b. 1817; d. 1875

Rejlander was a Swede who studied painting in Italy. He settled in England in the 1840s, and inspired by one of Fox Talbot's assistants he turned his energies to photography, round about 1855, living first in Wolverhampton, later in London.

His most famous photograph is allegorical; called "The two ways of life", it depicts a sage guiding two young men towards manhood. One looks with some eagerness towards gambling, wine, prostitution and idling, whilst the other looks (with somewhat less enthusiasm!) towards figures representing religion, industry, families and good works. In the centre appears the veiled, partly clothed figure symbolising repentance and turning towards the good.

Shown in 1857 at an exhibition in Manchester, it provoked considerable controversy. Victorians were quite used to the portrayal of nakedness in paintings and sculptures, but photographs were so true to life that even though the posing was discreet, this was too much. At one stage this photograph went to Scotland to be exhibited and, so the story goes, the picture was considered so controversial that the left hand side of the picture was concealed, only the right side being shown. However, there were others who saw in this picture a valiant attempt to use photography in a domain which up to that time painters had dominated, and when Queen Victoria purchased a copy for her husband (at ten guineas), this seemed to make his photograph respectable!

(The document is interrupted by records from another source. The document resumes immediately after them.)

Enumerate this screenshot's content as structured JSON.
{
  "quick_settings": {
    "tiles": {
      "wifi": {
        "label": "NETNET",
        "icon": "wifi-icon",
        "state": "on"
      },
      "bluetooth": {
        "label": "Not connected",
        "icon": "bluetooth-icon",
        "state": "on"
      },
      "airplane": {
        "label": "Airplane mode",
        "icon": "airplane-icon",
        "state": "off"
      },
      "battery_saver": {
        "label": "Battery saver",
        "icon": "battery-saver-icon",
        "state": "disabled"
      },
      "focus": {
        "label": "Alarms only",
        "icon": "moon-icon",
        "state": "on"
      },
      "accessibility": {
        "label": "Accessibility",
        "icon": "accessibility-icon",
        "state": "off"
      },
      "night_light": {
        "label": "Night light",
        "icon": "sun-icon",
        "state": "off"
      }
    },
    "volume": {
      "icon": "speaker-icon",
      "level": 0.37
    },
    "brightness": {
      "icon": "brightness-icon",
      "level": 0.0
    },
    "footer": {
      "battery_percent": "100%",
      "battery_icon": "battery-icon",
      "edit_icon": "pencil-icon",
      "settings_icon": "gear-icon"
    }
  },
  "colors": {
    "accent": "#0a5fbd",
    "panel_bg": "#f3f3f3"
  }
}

Such a picture would have required a large studio and an immense amount of light. What makes this photograph such a remarkable piece of work is that the event never took place, because it is a combination print using a number of negatives - no fewer than thirty. The groups were photographed individually, the models being strolling players.

The print itself is huge (30" by 16"). A reviewer in Photographic Notes (28 April 1857) described it as:

"....magnificent....decidedly the finest photograph of its class ever pronounced..."

In 1858 Rejlander read a paper to the Photographic Society, outlining the meaning of every figure in the photograph. Henry Peach Robinson, writing about him, found that his honesty and helpfulness sometimes went awfully wrong:

"With the generous intention of being of use to photographers, and to further the cause of art he, unfortunately, described the method by which the picture had been done; the little tricks and dodges to which he had to resort; how, for want of classic architecture for his background, he had to be content with a small portico in a friend's garden; how bits of drapery had to do duty for voluminous curtains....

(He) thereby gave the clever critics the clue they wanted, and enabled the little souls to declare that the picture was only a thing of shreds and patches. It is so much easier to call a picture a patchwork combination than to understand the inner meaning of so superb a work as this masterpiece of Rejlander's!"

Rejlander, a man who, Robinson said, was never known to use a word that would hurt the feelings of others, was clearly crushed by this reaction:

"the time will come when a work will be judged on its merits, not by the method of production....."

The theme of this famous print most will now find quaint, but his painstaking perseverance no-one can help but admire greatly. It had taken Rejlander and his wife no less than six weeks to produce it (one could only print by daylight) and the exposures were up to two hours, each very carefully done with masks.

Incidentally, there are two versions of this picture. In the second one the Philosopher is looking towards the side that shows virtue. We are not told why this second print was made, but given the nature of the subject it may well be that someone had pointed out to the poor couple that the Philosopher himself seemed more interested in vice than on virtue, so they felt obliged to have another go at printing it!

Another popular one is a self-portrait depicting Rejlander the Artist introducing Rejlander the volunteer. The double exposure is not so successful; in the centre, on the lower part of the floor, one can see a darker tone where he has evidently attempted to shade the print.

Rejlander, in fact, produced a number of pictures on other themes, and Charles Darwin used him to illustrate his book entitled "The expression of the Emotions in Man and Animals" (1872).

Some of Rejlander's photographs are not very dissimilar from Surrealist photographs of the 1920s.

Rejlander was an inventive person. His studio was unusual; shaped like a cone, the camera would be in the narrow part, the sitters at the opposite end. The camera was in shadow so that the sitters were less aware of it. It is said that he used to estimate his exposure by bringing his cat into the studio; if the cat's eyes were like slits he would give use a fairly short exposure. If they were a little more open than usual he would give extra exposure, whilst if the pupils were totally dilated he would admit defeat, put the lens cap on the lens and go out for a walk! This interesting man must surely be the first person to use a cat as an exposure meter!

A number of his pictures were bought by Prince Albert. However, Rejlander remained in poverty. In 1859 he wrote:

"I am tired of photography-for-the-public, particularly composite photographs, for there can be no gain and there is no honour, only cavil and misrepresentation."

He eventually returned to painting, but to little gain, and died in poverty.

The RPS has quite a large Rejlander collection of about 80 prints, some original albumen, some later platinum and carbon reprints and 57 wet collodion negatives.

© Robert Leggat, 1999.